Once a niche trend, wardrobe renting appears to be gaining steam as Banana Republic becomes the latest major retail chain to offer a monthly clothing rental subscription service.
The Gap-owned brand said on Friday it was launching “Style Passport”, an US$85-per-month online service that allows U.S. subscribers to rent three pieces of clothing at a time and includes free shipping, and unlimited exchanges and returns.
Whether it is the negative publicity surrounding the environmental impact of “fast-fashion”, Marie Kondo inspiring the world to purge everything in the wardrobe that does not “spark joy,” applying the Uber concept to clothing, or social media influencers chasing the next fashion find, multiple factors could be driving wardrobe rental services into the mainstream.
Urban Outfitters launched “Nuuly”, which offers customers a choice of six items a month for US$88 from a range of brands including Anthropologie. Other U.S. chains offering or have plans to offer similar services include “Infinite Style” from Ann Taylor and Bloomingdale’s “My List”.
The retail landscape, especially in fashion, has taken a beating with dozens of clothing chains filing for bankruptcies in recent years, many more shuttering stores around the world, and of those remaining, looking for ways to innovate and capitalize on growth trends with staying power.
Clothing rentals were once just for tuxedoes, costumes and other items people only wore once, but that changed with Rent the Runway.
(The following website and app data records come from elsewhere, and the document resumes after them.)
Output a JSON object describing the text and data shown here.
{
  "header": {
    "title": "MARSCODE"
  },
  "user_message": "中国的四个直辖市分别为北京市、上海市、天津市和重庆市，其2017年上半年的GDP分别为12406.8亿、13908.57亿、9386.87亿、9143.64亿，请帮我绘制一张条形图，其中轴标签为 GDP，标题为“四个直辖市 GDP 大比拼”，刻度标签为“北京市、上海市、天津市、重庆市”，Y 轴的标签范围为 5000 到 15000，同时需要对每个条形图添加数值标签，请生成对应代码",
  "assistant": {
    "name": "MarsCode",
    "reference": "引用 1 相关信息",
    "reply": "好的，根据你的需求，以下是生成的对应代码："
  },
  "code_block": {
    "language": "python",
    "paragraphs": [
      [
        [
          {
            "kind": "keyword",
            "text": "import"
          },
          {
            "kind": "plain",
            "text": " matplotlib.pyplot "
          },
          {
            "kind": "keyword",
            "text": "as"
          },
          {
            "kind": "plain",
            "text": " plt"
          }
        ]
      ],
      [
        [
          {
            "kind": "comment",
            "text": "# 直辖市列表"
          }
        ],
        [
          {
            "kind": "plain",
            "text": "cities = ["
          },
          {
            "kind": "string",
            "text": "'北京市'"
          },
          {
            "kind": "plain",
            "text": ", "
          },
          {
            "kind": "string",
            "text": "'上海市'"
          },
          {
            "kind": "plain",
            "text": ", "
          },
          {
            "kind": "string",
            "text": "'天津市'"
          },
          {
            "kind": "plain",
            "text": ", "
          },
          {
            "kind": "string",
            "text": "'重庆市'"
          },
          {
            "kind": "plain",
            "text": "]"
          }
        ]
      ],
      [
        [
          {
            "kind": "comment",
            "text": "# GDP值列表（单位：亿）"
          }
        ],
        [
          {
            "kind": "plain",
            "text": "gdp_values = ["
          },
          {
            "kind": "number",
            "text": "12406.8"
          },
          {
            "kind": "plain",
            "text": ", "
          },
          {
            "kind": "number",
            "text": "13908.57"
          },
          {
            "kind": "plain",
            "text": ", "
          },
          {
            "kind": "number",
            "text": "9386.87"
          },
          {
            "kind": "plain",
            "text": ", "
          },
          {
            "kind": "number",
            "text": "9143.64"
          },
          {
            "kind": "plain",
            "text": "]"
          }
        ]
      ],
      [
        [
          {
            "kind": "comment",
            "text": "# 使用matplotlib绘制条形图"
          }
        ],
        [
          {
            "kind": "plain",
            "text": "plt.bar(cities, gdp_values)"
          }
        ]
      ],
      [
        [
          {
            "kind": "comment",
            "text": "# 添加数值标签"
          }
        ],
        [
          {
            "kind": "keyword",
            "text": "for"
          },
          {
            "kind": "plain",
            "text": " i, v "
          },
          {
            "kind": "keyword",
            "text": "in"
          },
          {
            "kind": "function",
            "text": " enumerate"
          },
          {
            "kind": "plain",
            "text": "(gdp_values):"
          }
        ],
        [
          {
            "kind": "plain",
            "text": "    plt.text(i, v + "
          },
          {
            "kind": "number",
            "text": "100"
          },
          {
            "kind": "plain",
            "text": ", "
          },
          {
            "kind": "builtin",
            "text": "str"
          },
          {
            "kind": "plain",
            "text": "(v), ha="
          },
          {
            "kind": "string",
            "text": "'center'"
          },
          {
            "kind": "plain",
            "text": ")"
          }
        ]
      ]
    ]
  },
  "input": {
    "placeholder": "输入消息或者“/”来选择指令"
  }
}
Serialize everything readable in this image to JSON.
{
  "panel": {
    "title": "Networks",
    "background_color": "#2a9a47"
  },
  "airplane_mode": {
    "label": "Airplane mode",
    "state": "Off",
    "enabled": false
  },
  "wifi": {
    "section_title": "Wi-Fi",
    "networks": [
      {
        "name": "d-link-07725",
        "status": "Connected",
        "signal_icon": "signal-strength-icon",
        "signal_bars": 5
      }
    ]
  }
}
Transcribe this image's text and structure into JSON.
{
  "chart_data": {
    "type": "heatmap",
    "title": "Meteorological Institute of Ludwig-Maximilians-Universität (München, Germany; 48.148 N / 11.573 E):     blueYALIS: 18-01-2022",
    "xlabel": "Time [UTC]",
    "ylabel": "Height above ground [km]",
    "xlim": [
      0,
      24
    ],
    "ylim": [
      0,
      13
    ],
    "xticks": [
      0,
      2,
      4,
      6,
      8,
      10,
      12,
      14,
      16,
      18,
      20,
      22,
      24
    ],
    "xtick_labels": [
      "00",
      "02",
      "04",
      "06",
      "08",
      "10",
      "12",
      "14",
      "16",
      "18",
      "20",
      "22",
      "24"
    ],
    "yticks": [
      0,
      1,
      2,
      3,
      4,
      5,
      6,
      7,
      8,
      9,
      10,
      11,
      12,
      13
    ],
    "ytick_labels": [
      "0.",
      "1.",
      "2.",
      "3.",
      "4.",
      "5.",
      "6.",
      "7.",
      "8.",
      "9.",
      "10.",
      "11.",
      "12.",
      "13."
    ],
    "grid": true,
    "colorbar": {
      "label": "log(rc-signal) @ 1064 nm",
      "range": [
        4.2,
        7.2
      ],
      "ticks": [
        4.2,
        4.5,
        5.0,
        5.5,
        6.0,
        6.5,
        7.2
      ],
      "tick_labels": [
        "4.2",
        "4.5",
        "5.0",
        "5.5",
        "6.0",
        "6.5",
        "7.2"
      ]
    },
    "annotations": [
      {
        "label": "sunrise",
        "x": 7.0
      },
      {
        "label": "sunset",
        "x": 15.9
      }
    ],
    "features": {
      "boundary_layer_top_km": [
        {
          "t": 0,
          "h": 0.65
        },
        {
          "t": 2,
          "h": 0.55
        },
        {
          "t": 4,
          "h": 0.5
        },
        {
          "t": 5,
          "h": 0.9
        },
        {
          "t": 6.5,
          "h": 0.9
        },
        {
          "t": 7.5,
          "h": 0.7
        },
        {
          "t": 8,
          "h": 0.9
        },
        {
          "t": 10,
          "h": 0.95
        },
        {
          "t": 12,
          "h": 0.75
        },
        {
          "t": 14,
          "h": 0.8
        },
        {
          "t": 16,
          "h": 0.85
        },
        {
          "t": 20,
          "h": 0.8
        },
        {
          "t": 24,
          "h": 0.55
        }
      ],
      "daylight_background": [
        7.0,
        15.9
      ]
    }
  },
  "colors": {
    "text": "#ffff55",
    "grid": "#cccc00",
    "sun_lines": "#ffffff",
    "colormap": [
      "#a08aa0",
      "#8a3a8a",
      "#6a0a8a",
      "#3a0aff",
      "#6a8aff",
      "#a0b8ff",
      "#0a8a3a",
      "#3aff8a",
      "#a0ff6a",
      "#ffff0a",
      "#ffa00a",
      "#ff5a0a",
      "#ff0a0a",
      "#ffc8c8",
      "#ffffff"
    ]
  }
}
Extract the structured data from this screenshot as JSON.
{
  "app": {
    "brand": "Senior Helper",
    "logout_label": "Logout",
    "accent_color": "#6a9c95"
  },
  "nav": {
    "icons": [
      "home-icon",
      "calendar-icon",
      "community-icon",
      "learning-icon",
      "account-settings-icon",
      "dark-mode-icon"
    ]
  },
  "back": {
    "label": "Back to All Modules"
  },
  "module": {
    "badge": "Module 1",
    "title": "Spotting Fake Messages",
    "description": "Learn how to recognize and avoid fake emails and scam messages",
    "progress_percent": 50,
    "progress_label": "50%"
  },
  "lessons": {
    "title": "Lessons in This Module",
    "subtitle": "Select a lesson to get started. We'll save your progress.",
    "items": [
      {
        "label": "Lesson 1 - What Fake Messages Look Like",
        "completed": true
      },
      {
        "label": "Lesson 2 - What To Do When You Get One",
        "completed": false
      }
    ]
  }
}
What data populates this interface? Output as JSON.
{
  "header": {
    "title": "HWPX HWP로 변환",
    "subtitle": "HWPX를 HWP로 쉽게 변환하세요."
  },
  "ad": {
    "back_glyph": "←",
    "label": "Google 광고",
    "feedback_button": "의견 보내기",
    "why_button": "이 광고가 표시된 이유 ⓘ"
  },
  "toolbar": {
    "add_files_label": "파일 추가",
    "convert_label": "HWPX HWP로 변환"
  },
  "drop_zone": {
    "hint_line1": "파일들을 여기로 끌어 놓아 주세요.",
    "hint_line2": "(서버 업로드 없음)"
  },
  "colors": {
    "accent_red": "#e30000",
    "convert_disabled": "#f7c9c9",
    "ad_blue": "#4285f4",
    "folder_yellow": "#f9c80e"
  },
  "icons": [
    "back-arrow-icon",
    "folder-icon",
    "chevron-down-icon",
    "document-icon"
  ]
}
Founded a decade ago, it is considered the pioneer in wardrobe rentals, offering designer clothing and accessories for women to rent at a fraction of the expensive retail price.
Whether renting really saves money, will depend on an individual’s spending habits and needs, however. According to Statistics Canada, the average Canadian household spent $3,430 on clothing and accessories in 2017.
Rent the Runway was the inspiration behind Canada’s Rent frock Repeat, founded in 2010, that allowed customers to rent dresses for a fee. This fall, the Canadian company plans to relaunch with a subscription service for every day clothing.
While the big retail chains have yet to make their subscriptions available in Canada, a number of smaller companies already offer similar services: The Sprout Collection offers quality maternity wear for pregnant women, for example, while retailers like KukaMelon and Flauntbox rent designer dresses and accessories online - items that can easily be priced at several hundred dollars when purchased from a traditional store.
Canadian-based Dresst, an online subscription startup that launched in March, recently raised $525,000 in seed money, an indication of investor interest in this burgeoning sector.